I leave for my cottage every weekend. So I told Dianne she could come over anytime for tomatoes and whatever. So she has taken me up on it, and one day saw this cute yellow odd shaped pepper. She decided to take one. She is 80 something, she took the pepper home and cut it up and took a piece. It was a Jamaican Scotch Bonnet! Yikes! She took a bite, and at first they taste good, then a tremendous heat comes, she started choking and was almost in trouble. She drank water, that made it worse. It's was funny because she was OK, but a close call, these things can put you in the hospital! I myself test heat by licking my finger after touching the inside, I would never eat one! I told her next time have sour cream nearby! it is the only thing that will kill the heat! I'm glad I failed to germinate the Carolina Reapers this year! That would have put her in the hospital!

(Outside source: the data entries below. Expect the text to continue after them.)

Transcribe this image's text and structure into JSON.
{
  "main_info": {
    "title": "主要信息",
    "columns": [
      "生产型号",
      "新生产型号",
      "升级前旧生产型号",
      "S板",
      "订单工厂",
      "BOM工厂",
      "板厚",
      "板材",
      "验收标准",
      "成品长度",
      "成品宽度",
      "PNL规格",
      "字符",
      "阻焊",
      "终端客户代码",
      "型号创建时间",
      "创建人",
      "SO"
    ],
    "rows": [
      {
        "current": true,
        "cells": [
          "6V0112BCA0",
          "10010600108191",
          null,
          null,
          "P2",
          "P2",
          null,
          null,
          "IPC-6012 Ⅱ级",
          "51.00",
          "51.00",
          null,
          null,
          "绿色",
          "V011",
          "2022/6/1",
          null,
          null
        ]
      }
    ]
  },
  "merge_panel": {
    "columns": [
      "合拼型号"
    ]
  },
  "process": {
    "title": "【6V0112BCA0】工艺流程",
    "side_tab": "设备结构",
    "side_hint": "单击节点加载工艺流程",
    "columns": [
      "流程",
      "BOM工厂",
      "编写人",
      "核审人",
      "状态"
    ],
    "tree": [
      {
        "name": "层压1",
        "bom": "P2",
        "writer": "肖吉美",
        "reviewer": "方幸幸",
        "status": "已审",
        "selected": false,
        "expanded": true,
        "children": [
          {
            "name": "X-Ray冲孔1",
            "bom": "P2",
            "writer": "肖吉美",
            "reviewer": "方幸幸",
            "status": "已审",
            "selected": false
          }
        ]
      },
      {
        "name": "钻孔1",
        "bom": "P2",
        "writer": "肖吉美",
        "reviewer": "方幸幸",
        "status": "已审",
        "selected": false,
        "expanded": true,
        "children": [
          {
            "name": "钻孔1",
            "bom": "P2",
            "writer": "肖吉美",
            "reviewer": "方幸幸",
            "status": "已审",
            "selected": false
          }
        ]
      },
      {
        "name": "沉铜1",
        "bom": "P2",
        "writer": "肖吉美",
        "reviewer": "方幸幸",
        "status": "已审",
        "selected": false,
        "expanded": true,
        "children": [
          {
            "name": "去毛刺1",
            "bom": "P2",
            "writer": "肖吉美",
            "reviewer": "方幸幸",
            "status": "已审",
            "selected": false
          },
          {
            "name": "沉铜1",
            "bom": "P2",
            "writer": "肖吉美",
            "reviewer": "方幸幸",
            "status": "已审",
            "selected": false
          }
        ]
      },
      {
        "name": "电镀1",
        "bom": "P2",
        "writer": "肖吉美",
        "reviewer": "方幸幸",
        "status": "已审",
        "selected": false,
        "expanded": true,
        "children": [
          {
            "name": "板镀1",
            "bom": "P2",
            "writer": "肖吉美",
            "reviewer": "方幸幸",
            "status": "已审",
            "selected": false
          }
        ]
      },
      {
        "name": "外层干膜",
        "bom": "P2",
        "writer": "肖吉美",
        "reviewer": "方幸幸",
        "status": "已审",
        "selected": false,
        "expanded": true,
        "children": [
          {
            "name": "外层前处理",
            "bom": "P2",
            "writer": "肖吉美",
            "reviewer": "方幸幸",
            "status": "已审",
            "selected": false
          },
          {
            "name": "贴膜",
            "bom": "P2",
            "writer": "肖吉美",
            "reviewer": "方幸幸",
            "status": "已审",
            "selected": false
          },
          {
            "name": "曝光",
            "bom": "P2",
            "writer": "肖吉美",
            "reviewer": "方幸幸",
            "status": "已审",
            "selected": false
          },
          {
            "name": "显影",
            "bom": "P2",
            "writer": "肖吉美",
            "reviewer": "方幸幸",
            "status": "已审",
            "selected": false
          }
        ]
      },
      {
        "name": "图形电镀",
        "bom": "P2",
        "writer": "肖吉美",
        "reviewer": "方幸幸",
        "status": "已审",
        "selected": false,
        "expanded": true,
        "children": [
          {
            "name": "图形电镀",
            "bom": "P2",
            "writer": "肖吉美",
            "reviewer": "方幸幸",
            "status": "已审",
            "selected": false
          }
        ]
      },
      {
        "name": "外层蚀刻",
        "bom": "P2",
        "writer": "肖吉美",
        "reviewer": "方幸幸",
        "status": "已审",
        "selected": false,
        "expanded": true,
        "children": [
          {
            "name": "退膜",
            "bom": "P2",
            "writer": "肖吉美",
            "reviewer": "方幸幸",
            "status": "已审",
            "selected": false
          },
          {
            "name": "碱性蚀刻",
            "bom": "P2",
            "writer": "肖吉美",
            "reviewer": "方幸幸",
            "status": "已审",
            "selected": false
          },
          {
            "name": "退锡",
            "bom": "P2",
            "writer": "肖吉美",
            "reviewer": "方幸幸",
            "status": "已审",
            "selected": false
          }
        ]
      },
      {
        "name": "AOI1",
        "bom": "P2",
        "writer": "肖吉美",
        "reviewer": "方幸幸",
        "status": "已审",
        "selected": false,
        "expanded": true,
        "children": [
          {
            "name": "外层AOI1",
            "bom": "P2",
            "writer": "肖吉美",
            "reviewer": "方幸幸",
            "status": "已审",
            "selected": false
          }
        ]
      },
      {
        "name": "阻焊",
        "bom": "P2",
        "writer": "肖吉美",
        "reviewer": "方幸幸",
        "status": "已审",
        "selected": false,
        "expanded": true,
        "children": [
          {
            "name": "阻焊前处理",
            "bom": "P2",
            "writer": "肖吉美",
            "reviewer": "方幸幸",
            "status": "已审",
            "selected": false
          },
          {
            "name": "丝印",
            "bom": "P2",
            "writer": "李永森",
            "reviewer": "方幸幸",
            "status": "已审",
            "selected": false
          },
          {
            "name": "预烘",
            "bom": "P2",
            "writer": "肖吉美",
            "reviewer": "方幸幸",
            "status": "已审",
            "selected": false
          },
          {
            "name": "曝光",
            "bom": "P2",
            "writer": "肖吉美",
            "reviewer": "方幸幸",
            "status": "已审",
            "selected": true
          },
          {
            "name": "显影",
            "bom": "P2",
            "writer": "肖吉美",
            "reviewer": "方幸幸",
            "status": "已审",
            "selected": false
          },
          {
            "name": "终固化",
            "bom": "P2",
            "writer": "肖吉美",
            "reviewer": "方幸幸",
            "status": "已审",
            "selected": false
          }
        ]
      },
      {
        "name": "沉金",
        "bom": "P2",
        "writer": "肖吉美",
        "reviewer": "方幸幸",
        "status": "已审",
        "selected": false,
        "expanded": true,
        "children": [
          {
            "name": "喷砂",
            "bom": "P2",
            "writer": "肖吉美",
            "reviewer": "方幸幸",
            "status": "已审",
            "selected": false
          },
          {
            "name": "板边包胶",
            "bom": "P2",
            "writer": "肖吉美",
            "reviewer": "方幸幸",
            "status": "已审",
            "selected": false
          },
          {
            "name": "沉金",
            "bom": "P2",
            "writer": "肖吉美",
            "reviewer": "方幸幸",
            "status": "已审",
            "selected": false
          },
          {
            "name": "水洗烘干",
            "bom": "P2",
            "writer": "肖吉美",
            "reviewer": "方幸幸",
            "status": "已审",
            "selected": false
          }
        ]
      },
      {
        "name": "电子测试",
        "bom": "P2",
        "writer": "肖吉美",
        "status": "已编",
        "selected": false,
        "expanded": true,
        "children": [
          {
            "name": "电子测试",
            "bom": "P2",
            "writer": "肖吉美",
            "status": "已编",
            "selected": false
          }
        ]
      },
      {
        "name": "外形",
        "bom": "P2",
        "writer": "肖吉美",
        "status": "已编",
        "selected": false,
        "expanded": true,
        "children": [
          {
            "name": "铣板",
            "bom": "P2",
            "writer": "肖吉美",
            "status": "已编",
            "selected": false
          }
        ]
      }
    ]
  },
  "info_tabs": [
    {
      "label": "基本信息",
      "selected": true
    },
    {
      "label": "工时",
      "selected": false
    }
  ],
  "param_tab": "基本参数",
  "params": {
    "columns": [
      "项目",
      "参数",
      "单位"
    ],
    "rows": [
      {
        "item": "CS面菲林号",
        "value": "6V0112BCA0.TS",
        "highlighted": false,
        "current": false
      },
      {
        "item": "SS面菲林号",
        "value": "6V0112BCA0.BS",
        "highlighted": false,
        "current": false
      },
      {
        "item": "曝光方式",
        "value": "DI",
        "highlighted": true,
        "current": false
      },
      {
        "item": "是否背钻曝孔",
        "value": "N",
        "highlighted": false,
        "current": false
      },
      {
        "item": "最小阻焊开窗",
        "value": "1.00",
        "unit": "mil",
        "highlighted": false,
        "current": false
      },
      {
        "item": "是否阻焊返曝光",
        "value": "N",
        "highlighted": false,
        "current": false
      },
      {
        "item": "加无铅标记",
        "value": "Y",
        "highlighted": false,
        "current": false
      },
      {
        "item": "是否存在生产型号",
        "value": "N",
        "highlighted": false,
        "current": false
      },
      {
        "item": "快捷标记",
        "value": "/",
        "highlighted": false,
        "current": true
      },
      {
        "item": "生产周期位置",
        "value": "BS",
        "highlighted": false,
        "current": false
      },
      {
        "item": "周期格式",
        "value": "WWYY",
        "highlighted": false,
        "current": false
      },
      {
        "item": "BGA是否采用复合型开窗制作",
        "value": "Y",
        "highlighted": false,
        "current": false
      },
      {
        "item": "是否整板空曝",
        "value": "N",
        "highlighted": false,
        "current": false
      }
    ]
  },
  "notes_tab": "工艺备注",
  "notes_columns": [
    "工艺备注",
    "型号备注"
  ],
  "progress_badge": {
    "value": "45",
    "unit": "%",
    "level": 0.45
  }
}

Alan's place looks fantastic, and serene too. NY state is a very nice place too. Everybody needs to see NY and NYC. The skyline makes Detroit's skyline look like hickville. I never seen anything remotely like it. Seeing 20 miles of skyscrapers is an image that will never leave my brain. The view from NJ is really something! I guess I was looking at Manhattan? Wow! I have an old photo from 1993 of myself with the World Trade Center in the background. I had to go to Connecticut, and stopped in NYC, first time I was there. The Trade Center was just attacked for the first time. I'm glad i saw that extremely impressive building, and i will never forget or forgive what happened.


With Alan's trees and his knowledge, he would have some pretty good YouTube videos on how to do things!


Since you mention it, I suppose I've got one more picture :smile: This is the tall one near the driveway, which matches your description above.

Normally, my tomatoes are just as big as this, but sprawling- I detest the smell of the plants, so I'm not anxious to tie them up all the time. This year, they stayed in their cages and I got much less production. I suspect that the weather had a big impact, as I didn't baby them with much supplemental water. This is one thing my wife wants me to grow, so I heard some "feedback" that I need to stop planting so many potatoes at tomatoes expense. It may also be the wet weather caused more disease early on, before the dryness came. But back I first started, I used to plant them in a wetter part of the yard (and a bit less sun), I once measured a single plant at 10'x10'.


@Drew51, around here Costco sells NM roasted chilis, chopped and frozen. Not as good as ones you grow and roast yourself but not bad either. For us, a good fill in when the home/local supply is out. You might see if they have them locally.


Thanks for the tip! I will look! They don't grow that well here, so I need a lot of plants to get a decent amount. I like Tex-Mex food a lot, and make many dishes, I have some mail order products book marked. And in Detroit we have Mexican Village. I could probably find them there, although I hate going into Detroit if I don't have to.